It’s been a challenging year.  For a woman who prides herself on focusing on all that is good, I’ve struggled to find my footing over the last several months.  Why?  Because I forgot.  I forgot that happiness is a daily choice.  I forgot that daily life is tricky and that curveballs are sent all the time.  I forgot that I had to get up every darn day and choose my perspective.  Most importantly, I forgot how difficult that is when I’m in the depth of a storm.

I lost a friend this year to cancer.  Losing special people is always difficult.   We all lose loved ones along the way.  It never feels fair and it always hurts.  Yet, somewhere in the midst of living, I started to feel guilty.  I started to wonder why I was spared.  Was I living up to my purpose?  Was I using the gifts God gave me to impact others?  Was I doing enough and being enough to justify my existence?  The inequity of it all overwhelmed me.

So here’s the lesson I needed reminded of AGAIN.  I just need to be.  I don’t need to prove my worth or validate my existence.   For a woman who took her job home with her, cried for every student she thought she failed, who measured her worth in the graduation rates of students as well as feedback she received from administrators, students, and coworkers, it’s been a long, hard unlearning.     Truth is, I’m relearning all the time.  As a stay at home mom now, I have to stop worrying that other working moms look at me as though I add no value.  I have to let go of the image I so desperately feel validated me.  If I’m not working, how will people know I’m smart, capable, or creative?  How will they know what I have to offer?  The answer?  Who cares?  Who really cares?  “They” do not matter.

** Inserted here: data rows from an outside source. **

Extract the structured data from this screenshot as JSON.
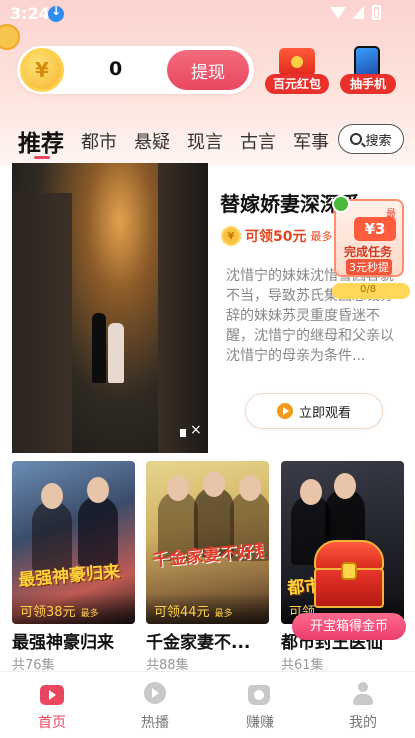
{
  "status_bar": {
    "time": "3:24"
  },
  "wallet": {
    "coin_symbol": "¥",
    "coin_count": "0",
    "withdraw_label": "提现"
  },
  "promos": [
    {
      "label": "百元红包",
      "icon": "red-envelope-icon"
    },
    {
      "label": "抽手机",
      "icon": "phone-prize-icon"
    }
  ],
  "category_tabs": [
    {
      "label": "推荐",
      "active": true
    },
    {
      "label": "都市"
    },
    {
      "label": "悬疑"
    },
    {
      "label": "现言"
    },
    {
      "label": "古言"
    },
    {
      "label": "军事"
    }
  ],
  "search": {
    "label": "搜索",
    "icon": "search-icon"
  },
  "featured": {
    "title": "替嫁娇妻深深爱",
    "coin_symbol": "¥",
    "reward": "可领50元",
    "reward_suffix": "最多",
    "description": "沈惜宁的妹妹沈惜雪因容貌不当，导致苏氏集团总裁苏辞的妹妹苏灵重度昏迷不醒，沈惜宁的继母和父亲以沈惜宁的母亲为条件...",
    "watch_label": "立即观看"
  },
  "task_widget": {
    "badge": "最高",
    "amount": "¥3",
    "line1": "完成任务",
    "line2": "3元秒提",
    "progress": "0/8"
  },
  "cards": [
    {
      "poster_text": "最强神豪归来",
      "reward": "可领38元",
      "reward_suffix": "最多",
      "title": "最强神豪归来",
      "episodes": "共76集"
    },
    {
      "poster_text": "千金家妻不好惹",
      "reward": "可领44元",
      "reward_suffix": "最多",
      "title": "千金家妻不...",
      "episodes": "共88集"
    },
    {
      "poster_text": "都市",
      "reward": "可领",
      "reward_suffix": "",
      "title": "都市封王医仙",
      "episodes": "共61集"
    }
  ],
  "treasure": {
    "label": "开宝箱得金币"
  },
  "bottom_nav": [
    {
      "label": "首页",
      "icon": "home-play-icon",
      "active": true
    },
    {
      "label": "热播",
      "icon": "hot-play-icon"
    },
    {
      "label": "赚赚",
      "icon": "earn-wallet-icon"
    },
    {
      "label": "我的",
      "icon": "profile-icon"
    }
  ],
  "colors": {
    "accent": "#e9475f",
    "reward": "#e6441e",
    "gold": "#f9c23c"
  }
}
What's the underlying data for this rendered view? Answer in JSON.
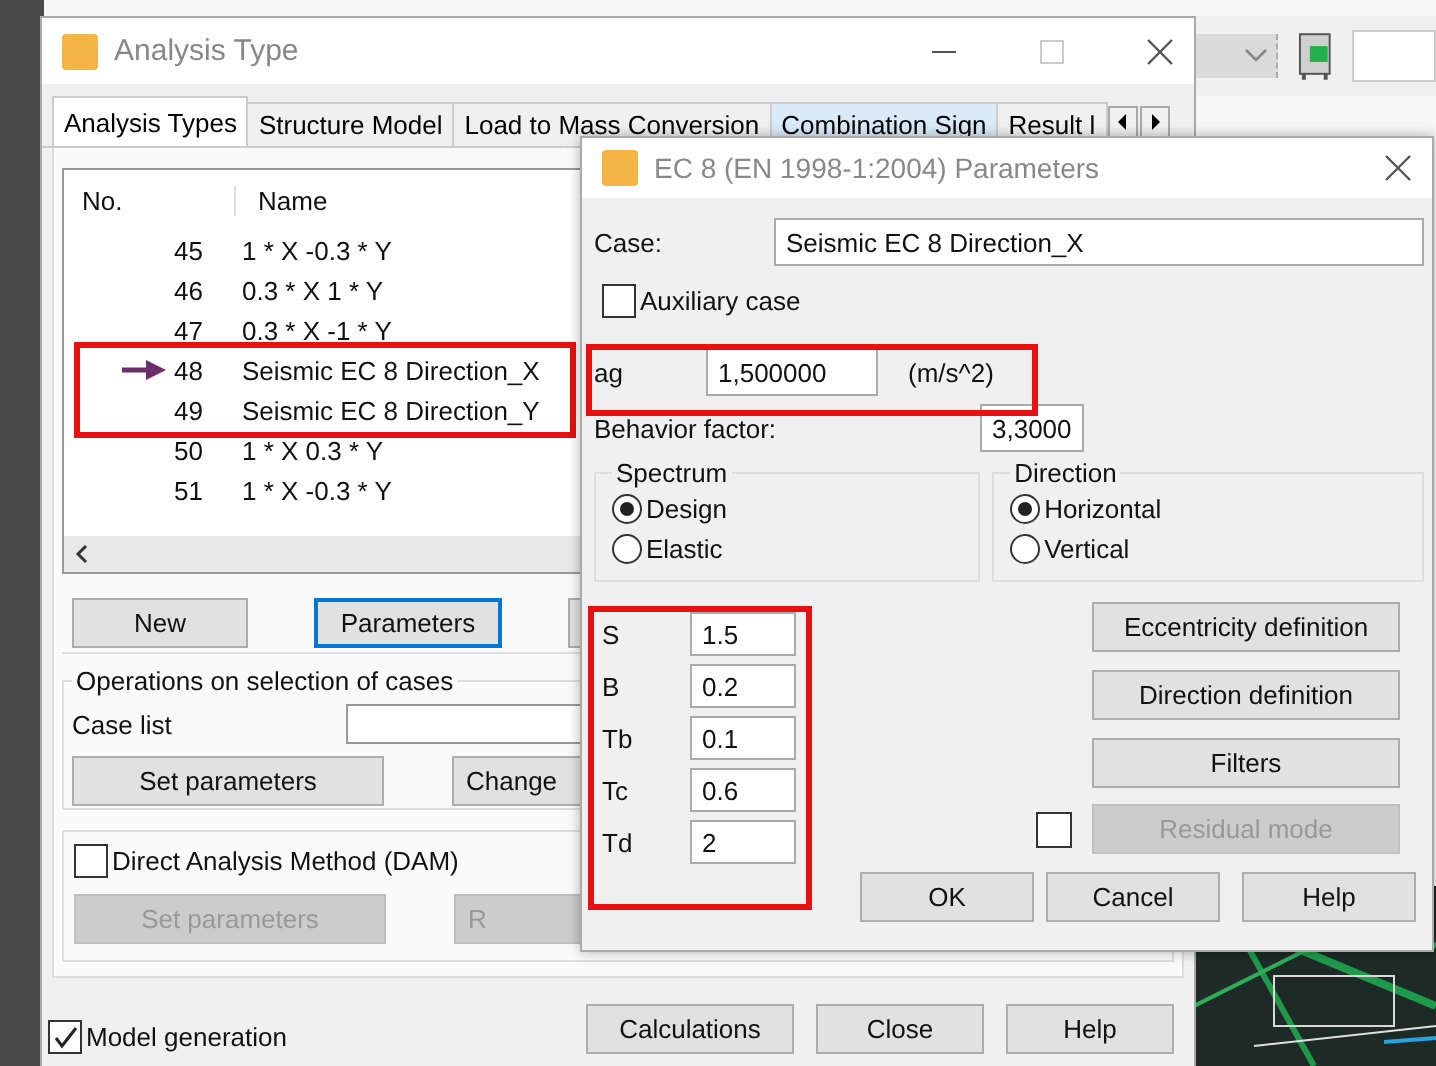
{
  "main_window": {
    "title": "Analysis Type",
    "tabs": [
      {
        "label": "Analysis Types",
        "selected": true,
        "hot": false
      },
      {
        "label": "Structure Model",
        "selected": false,
        "hot": false
      },
      {
        "label": "Load to Mass Conversion",
        "selected": false,
        "hot": false
      },
      {
        "label": "Combination Sign",
        "selected": false,
        "hot": true
      },
      {
        "label": "Result l",
        "selected": false,
        "hot": false
      }
    ],
    "table": {
      "columns": [
        "No.",
        "Name"
      ],
      "rows": [
        {
          "no": "45",
          "name": "1 * X  -0.3 * Y",
          "current": false
        },
        {
          "no": "46",
          "name": "0.3 * X  1 * Y",
          "current": false
        },
        {
          "no": "47",
          "name": "0.3 * X  -1 * Y",
          "current": false
        },
        {
          "no": "48",
          "name": "Seismic EC 8 Direction_X",
          "current": true
        },
        {
          "no": "49",
          "name": "Seismic EC 8 Direction_Y",
          "current": false
        },
        {
          "no": "50",
          "name": "1 * X  0.3 * Y",
          "current": false
        },
        {
          "no": "51",
          "name": "1 * X  -0.3 * Y",
          "current": false
        }
      ]
    },
    "buttons": [
      {
        "label": "New",
        "focused": false
      },
      {
        "label": "Parameters",
        "focused": true
      }
    ],
    "operations": {
      "title": "Operations on selection of cases",
      "case_list_label": "Case list",
      "buttons": [
        "Set parameters",
        "Change"
      ]
    },
    "dam": {
      "label": "Direct Analysis Method (DAM)",
      "checked": false,
      "buttons": [
        {
          "label": "Set parameters",
          "disabled": true
        },
        {
          "label": "R",
          "disabled": true
        }
      ]
    },
    "model_generation": {
      "label": "Model generation",
      "checked": true
    },
    "footer_buttons": [
      "Calculations",
      "Close",
      "Help"
    ]
  },
  "dialog": {
    "title": "EC 8 (EN 1998-1:2004) Parameters",
    "case": {
      "label": "Case:",
      "value": "Seismic EC 8 Direction_X"
    },
    "auxiliary": {
      "label": "Auxiliary case",
      "checked": false
    },
    "ag": {
      "label": "ag",
      "value": "1,500000",
      "unit": "(m/s^2)"
    },
    "behavior": {
      "label": "Behavior factor:",
      "value": "3,3000"
    },
    "spectrum": {
      "title": "Spectrum",
      "options": [
        {
          "label": "Design",
          "selected": true
        },
        {
          "label": "Elastic",
          "selected": false
        }
      ]
    },
    "direction": {
      "title": "Direction",
      "options": [
        {
          "label": "Horizontal",
          "selected": true
        },
        {
          "label": "Vertical",
          "selected": false
        }
      ]
    },
    "params": [
      {
        "label": "S",
        "value": "1.5"
      },
      {
        "label": "B",
        "value": "0.2"
      },
      {
        "label": "Tb",
        "value": "0.1"
      },
      {
        "label": "Tc",
        "value": "0.6"
      },
      {
        "label": "Td",
        "value": "2"
      }
    ],
    "side_buttons": [
      {
        "label": "Eccentricity definition",
        "disabled": false
      },
      {
        "label": "Direction definition",
        "disabled": false
      },
      {
        "label": "Filters",
        "disabled": false
      }
    ],
    "residual": {
      "label": "Residual mode",
      "checked": false,
      "disabled": true
    },
    "buttons": [
      "OK",
      "Cancel",
      "Help"
    ]
  }
}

I know this.  I learned this before.  I learned what really mattered after I lost a baby.  I didn’t think I would make it through that dark time of living without Landon.  The experience was too hard and my heart was shattered.  But I got up, albeit slowly.  I learned that I would bounce back and reenter the world.  I would experience joy and happiness again.  But, I had to make that choice.  I chose joy.  I chose faith.

I had it all figured out, right?  Wrong.  I found out I had cancer.  Another life knock-out.  I broke down again and didn’t think I would walk through life as happily.  I was mad at God again.  I thought it would steal all my joy.  But I got back up and found out I was made in strength and love.  Oh, and lots and lots of grace.

I will have bad days and I don’t need to beat myself up over those moments.  I need to keep my eyes focused and my heart soft to all the little, wonderful day to day instances.  I choose to see life through a lens of gratitude.  I will hone in on the splendor of a butterfly, the wonder of a wildflower, the giggle of a child, the excitement of a friend, the smell of coffee brewing, the roar of a rollercoaster, and the gleam in my husband’s eye.  Of course, I will need reminded of this lesson again, no question.  Again and again and again.  Get back up and choose joy.